Arts and Entertainment
Joey Essex will be hitting the slopes for series two of The Jump

TV

Who is taking the plunge?
Arts and Entertainment
Katy Perry as an Ancient Egyptian princess in her latest music video for 'Dark Horse'

music
Arts and Entertainment
Dame Judi Dench, as M in Skyfall

film
Arts and Entertainment
Morrissey, 1988

TV
Latest stories from i100
Have you tried new the Independent Digital Edition apps?

ES Rentals

    Independent Dating
    and  

    By clicking 'Search' you
    are agreeing to our
    Terms of Use.

    A Christmas without hope: Fears grow in Gaza that the conflict with Israel will soon reignite

    Christmas without hope

    Gaza fears grow that conflict with Israel will soon reignite
    After 150 years, you can finally visit the grisliest museum in the country

    The 'Black Museum'

    After 150 years, you can finally visit Britain's grisliest museum
    No ho-ho-hos with Nick Frost's badass Santa

    No ho-ho-hos with Nick Frost's badass Santa

    Doctor Who Christmas Special TV review
    Chilly Christmas: Swimmers take festive dip for charity

    Chilly Christmas

    Swimmers dive into freezing British waters for charity
    Veterans' hostel 'overwhelmed by kindness' for festive dinner

    Homeless Veterans appeal

    In 2010, Sgt Gary Jamieson stepped on an IED in Afghanistan and lost his legs and an arm. He reveals what, and who, helped him to make a remarkable recovery
    Isis in Iraq: Yazidi girls killing themselves to escape rape and imprisonment by militants

    'Jilan killed herself in the bathroom.
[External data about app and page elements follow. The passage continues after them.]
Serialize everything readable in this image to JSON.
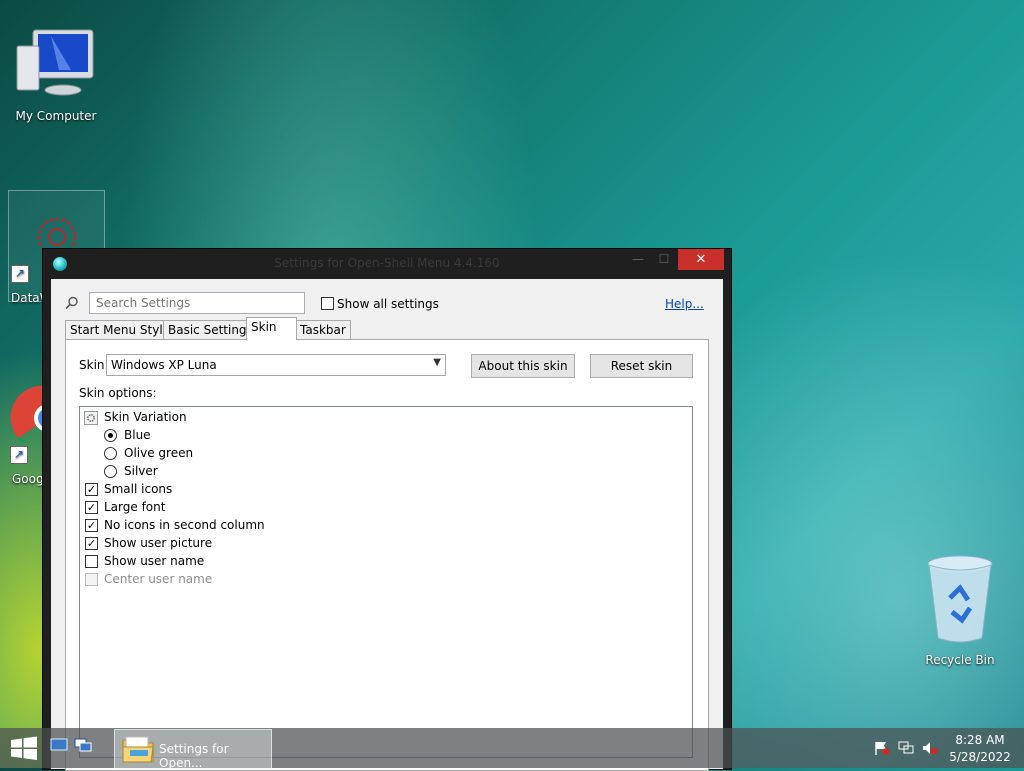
{
  "desktop": {
    "icons": [
      {
        "label": "My Computer"
      },
      {
        "label": "DataW"
      },
      {
        "label": "Goog"
      },
      {
        "label": "Recycle Bin"
      }
    ]
  },
  "window": {
    "title": "Settings for Open-Shell Menu 4.4.160",
    "controls": {
      "minimize": "—",
      "maximize": "☐",
      "close": "✕"
    }
  },
  "search": {
    "placeholder": "Search Settings",
    "value": ""
  },
  "show_all_settings": {
    "label": "Show all settings",
    "checked": false
  },
  "help_link": "Help...",
  "tabs": [
    {
      "label": "Start Menu Style",
      "active": false
    },
    {
      "label": "Basic Settings",
      "active": false
    },
    {
      "label": "Skin",
      "active": true
    },
    {
      "label": "Taskbar",
      "active": false
    }
  ],
  "skin": {
    "label": "Skin:",
    "selected": "Windows XP Luna",
    "about_button": "About this skin",
    "reset_button": "Reset skin",
    "options_label": "Skin options:",
    "variation_label": "Skin Variation",
    "variations": [
      {
        "label": "Blue",
        "selected": true
      },
      {
        "label": "Olive green",
        "selected": false
      },
      {
        "label": "Silver",
        "selected": false
      }
    ],
    "options": [
      {
        "label": "Small icons",
        "checked": true,
        "enabled": true
      },
      {
        "label": "Large font",
        "checked": true,
        "enabled": true
      },
      {
        "label": "No icons in second column",
        "checked": true,
        "enabled": true
      },
      {
        "label": "Show user picture",
        "checked": true,
        "enabled": true
      },
      {
        "label": "Show user name",
        "checked": false,
        "enabled": true
      },
      {
        "label": "Center user name",
        "checked": false,
        "enabled": false
      }
    ]
  },
  "taskbar": {
    "task_label": "Settings for Open...",
    "time": "8:28 AM",
    "date": "5/28/2022"
  },
  "icons": [
    "search-icon",
    "settings-gear-icon",
    "windows-logo-icon",
    "folder-icon",
    "flag-icon",
    "network-icon",
    "speaker-muted-icon"
  ]
}
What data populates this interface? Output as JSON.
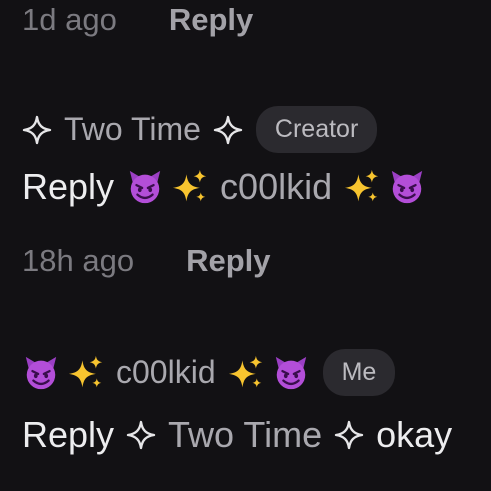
{
  "comment_top": {
    "timestamp": "1d ago",
    "reply_label": "Reply"
  },
  "comment_two_time": {
    "author": "Two Time",
    "badge": "Creator",
    "reply_prefix": "Reply",
    "mention": "c00lkid",
    "timestamp": "18h ago",
    "reply_label": "Reply"
  },
  "comment_coolkid": {
    "author": "c00lkid",
    "badge": "Me",
    "reply_prefix": "Reply",
    "mention": "Two Time",
    "body": "okay"
  },
  "colors": {
    "background": "#121114",
    "author_text": "#a9a8ae",
    "body_text": "#ededef",
    "badge_bg": "#2b2a2f"
  },
  "icons": [
    "four-point-star-icon",
    "smiling-devil-icon",
    "sparkles-icon"
  ]
}
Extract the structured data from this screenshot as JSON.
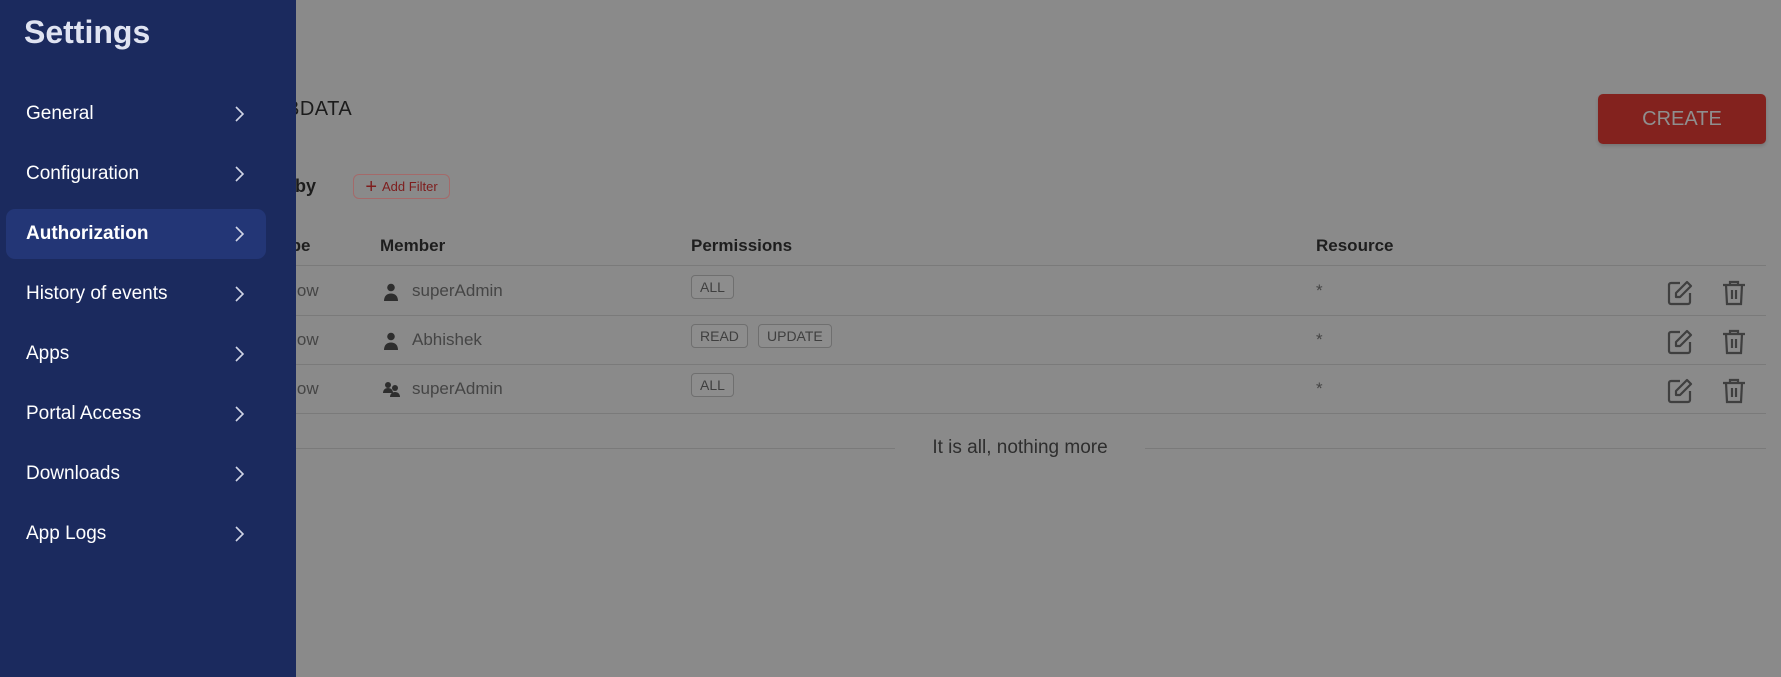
{
  "sidebar": {
    "title": "Settings",
    "items": [
      {
        "label": "General",
        "active": false
      },
      {
        "label": "Configuration",
        "active": false
      },
      {
        "label": "Authorization",
        "active": true
      },
      {
        "label": "History of events",
        "active": false
      },
      {
        "label": "Apps",
        "active": false
      },
      {
        "label": "Portal Access",
        "active": false
      },
      {
        "label": "Downloads",
        "active": false
      },
      {
        "label": "App Logs",
        "active": false
      }
    ]
  },
  "main": {
    "title": "BDATA",
    "create_label": "CREATE",
    "filter_label": "Filter by",
    "add_filter_label": "Add Filter",
    "columns": {
      "type": "Type",
      "member": "Member",
      "permissions": "Permissions",
      "resource": "Resource"
    },
    "rows": [
      {
        "type": "Allow",
        "member": "superAdmin",
        "member_icon": "user-icon",
        "permissions": [
          "ALL"
        ],
        "resource": "*"
      },
      {
        "type": "Allow",
        "member": "Abhishek",
        "member_icon": "user-icon",
        "permissions": [
          "READ",
          "UPDATE"
        ],
        "resource": "*"
      },
      {
        "type": "Allow",
        "member": "superAdmin",
        "member_icon": "group-icon",
        "permissions": [
          "ALL"
        ],
        "resource": "*"
      }
    ],
    "footer": "It is all, nothing more"
  },
  "colors": {
    "sidebar": "#1b2a5e",
    "active_item": "#233676",
    "create_button": "#83221e",
    "overlay": "#8a8a8a"
  }
}
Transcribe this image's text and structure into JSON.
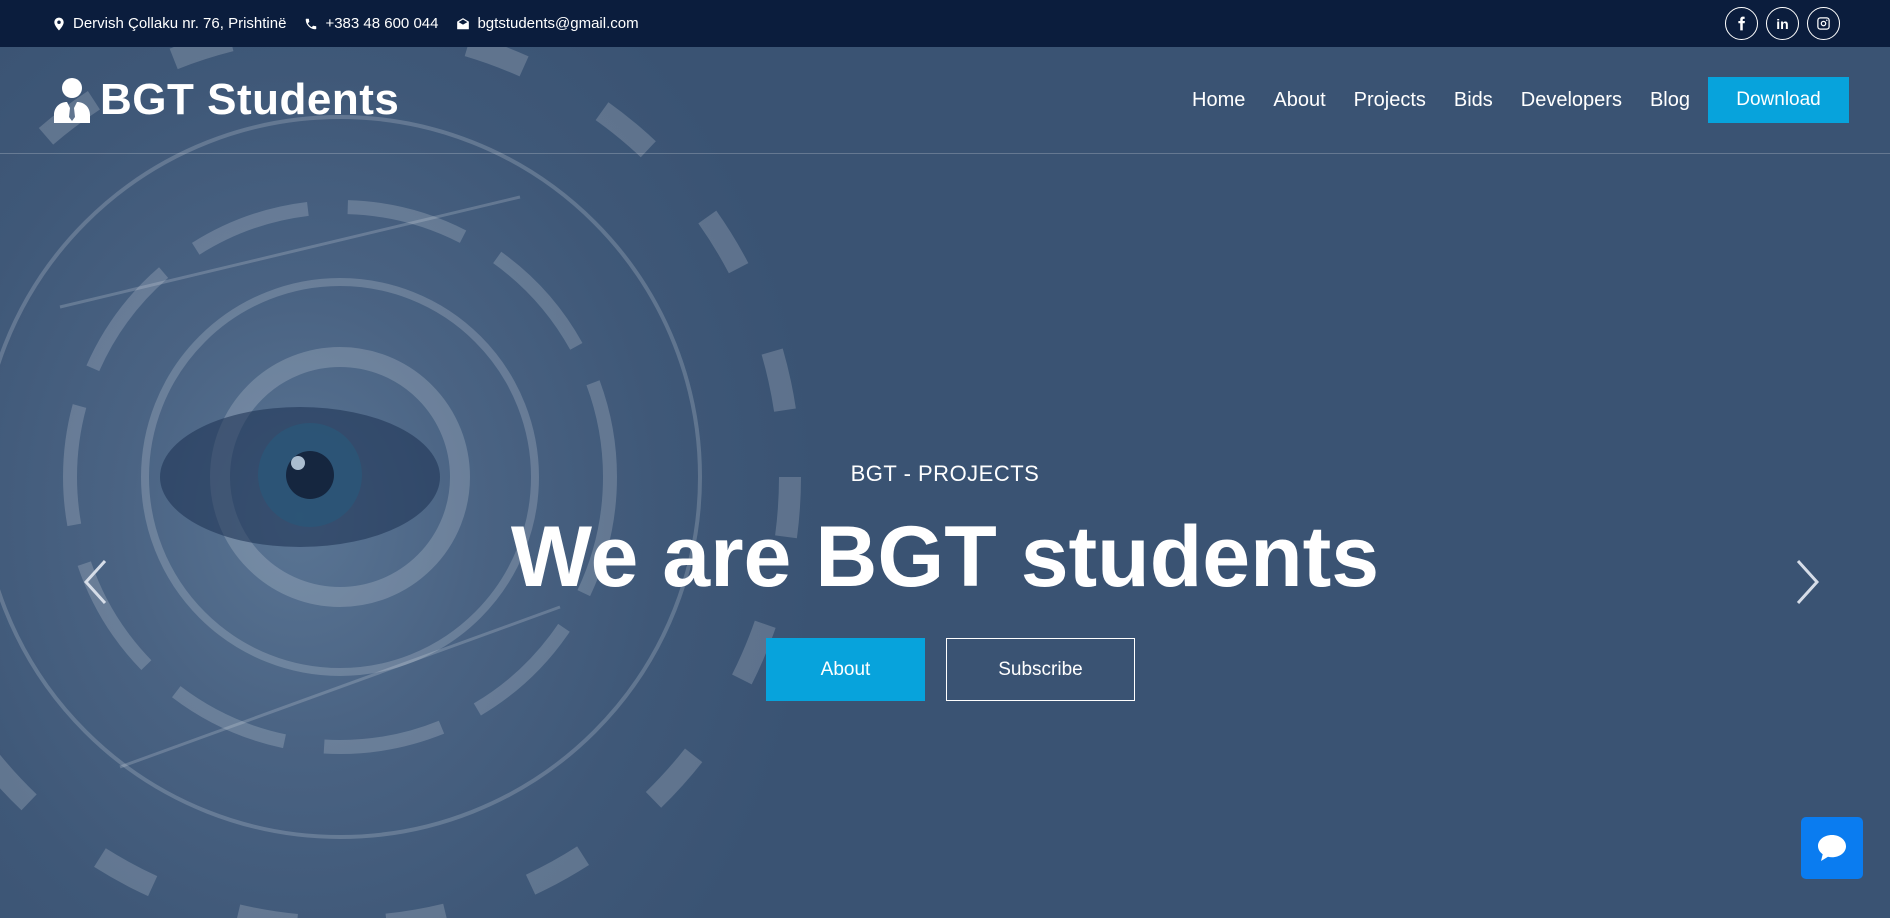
{
  "topbar": {
    "address": "Dervish Çollaku nr. 76, Prishtinë",
    "phone": "+383 48 600 044",
    "email": "bgtstudents@gmail.com",
    "socials": [
      {
        "name": "facebook",
        "icon": "facebook-icon"
      },
      {
        "name": "linkedin",
        "icon": "linkedin-icon",
        "label": "in"
      },
      {
        "name": "instagram",
        "icon": "instagram-icon"
      }
    ]
  },
  "navbar": {
    "brand": "BGT Students",
    "items": [
      "Home",
      "About",
      "Projects",
      "Bids",
      "Developers",
      "Blog"
    ],
    "download_label": "Download"
  },
  "hero": {
    "subtitle": "BGT - PROJECTS",
    "headline": "We are BGT students",
    "about_label": "About",
    "subscribe_label": "Subscribe"
  },
  "colors": {
    "topbar_bg": "#0b1d3d",
    "accent": "#07a3dc",
    "hero_overlay": "#3a5373",
    "chat": "#0a7cf0"
  }
}
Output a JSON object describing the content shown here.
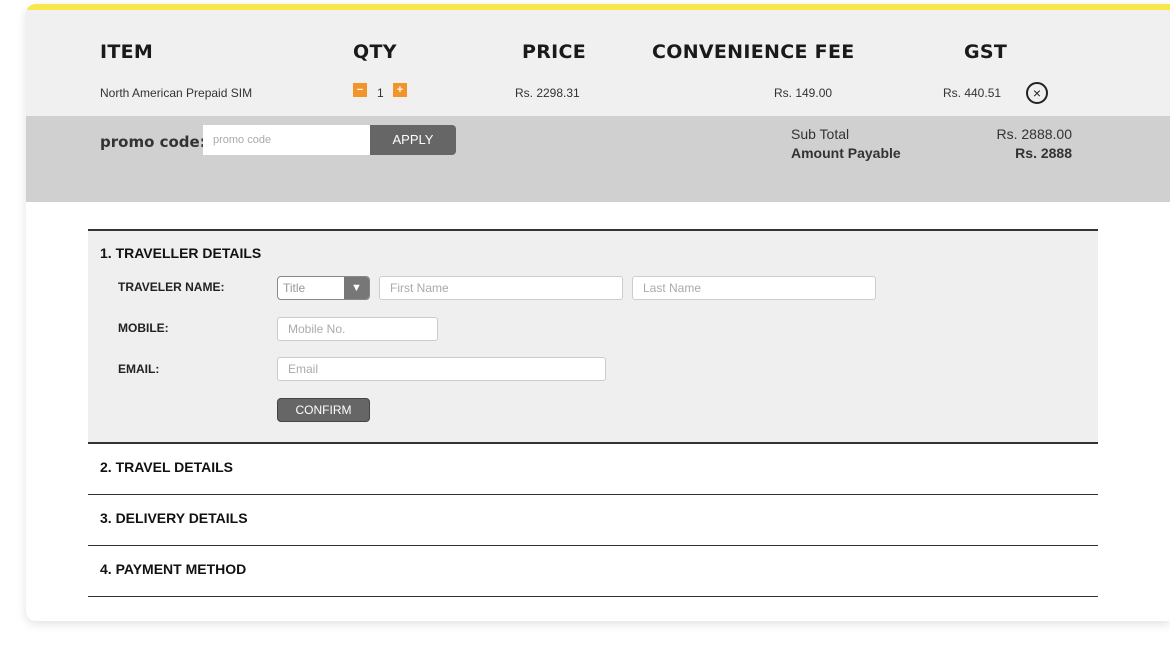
{
  "cart": {
    "headers": {
      "item": "ITEM",
      "qty": "QTY",
      "price": "PRICE",
      "fee": "CONVENIENCE FEE",
      "gst": "GST"
    },
    "row": {
      "item": "North American Prepaid SIM",
      "qty": "1",
      "minus": "−",
      "plus": "+",
      "price": "Rs. 2298.31",
      "fee": "Rs. 149.00",
      "gst": "Rs. 440.51",
      "remove_glyph": "×"
    }
  },
  "promo": {
    "label": "promo code:",
    "placeholder": "promo code",
    "apply": "APPLY"
  },
  "summary": {
    "subtotal_label": "Sub Total",
    "subtotal_value": "Rs. 2888.00",
    "payable_label": "Amount Payable",
    "payable_value": "Rs. 2888"
  },
  "sections": {
    "traveller": {
      "title": "1. TRAVELLER DETAILS",
      "name_label": "TRAVELER NAME:",
      "title_select": "Title",
      "first_name_placeholder": "First Name",
      "last_name_placeholder": "Last Name",
      "mobile_label": "MOBILE:",
      "mobile_placeholder": "Mobile No.",
      "email_label": "EMAIL:",
      "email_placeholder": "Email",
      "confirm": "CONFIRM"
    },
    "travel": {
      "title": "2. TRAVEL DETAILS"
    },
    "delivery": {
      "title": "3. DELIVERY DETAILS"
    },
    "payment": {
      "title": "4. PAYMENT METHOD"
    }
  },
  "colors": {
    "accent": "#f7e74a",
    "qty_button": "#f2942a",
    "button": "#666666"
  }
}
She cut her wrists and hanged herself'

    Yazidi girls killing themselves to escape rape and imprisonment
    Ed Balls interview: 'If I think about the deficit when I'm playing the piano, it all goes wrong'

    Ed Balls interview

    'If I think about the deficit when I'm playing the piano, it all goes wrong'
    He's behind you, dude!

    US stars in UK panto

    From David Hasselhoff to Jerry Hall
    Grace Dent's Christmas Quiz: What are you – a festive curmudgeon or top of the tree?

    Grace Dent's Christmas Quiz

    What are you – a festive curmudgeon or top of the tree?
    Nasa planning to build cloud cities in airships above Venus

    Nasa planning to build cloud cities in airships above Venus

    Planet’s surface is inhospitable to humans but 30 miles above it is almost perfect
    Surrounded by high-rise flats is a little house filled with Lebanon’s history - clocks, rifles, frogmen’s uniforms and colonial helmets

    Clocks, rifles, swords, frogmen’s uniforms

    Surrounded by high-rise flats is a little house filled with Lebanon’s history
    Return to Gaza: Four months on, the wounds left by Israel's bombardment have not yet healed

    Four months after the bombardment, Gaza’s wounds are yet to heal

    Kim Sengupta is reunited with a man whose plight mirrors the suffering of the Palestinian people
    Gastric surgery: Is it really the answer to the UK's obesity epidemic?

    Is gastric surgery really the answer to the UK's obesity epidemic?

    Critics argue that it’s crazy to operate on healthy people just to stop them eating
    Homeless Veterans appeal: Christmas charity auction Part 2 - now LIVE

    Homeless Veterans appeal: Christmas charity auction

    Bid on original art, or trips of a lifetime to Africa or the 'Corrie' set, and help Homeless Veterans
    Pantomime rings the changes to welcome autistic theatre-goers

    Autism-friendly theatre

    Pantomime leads the pack in quest to welcome all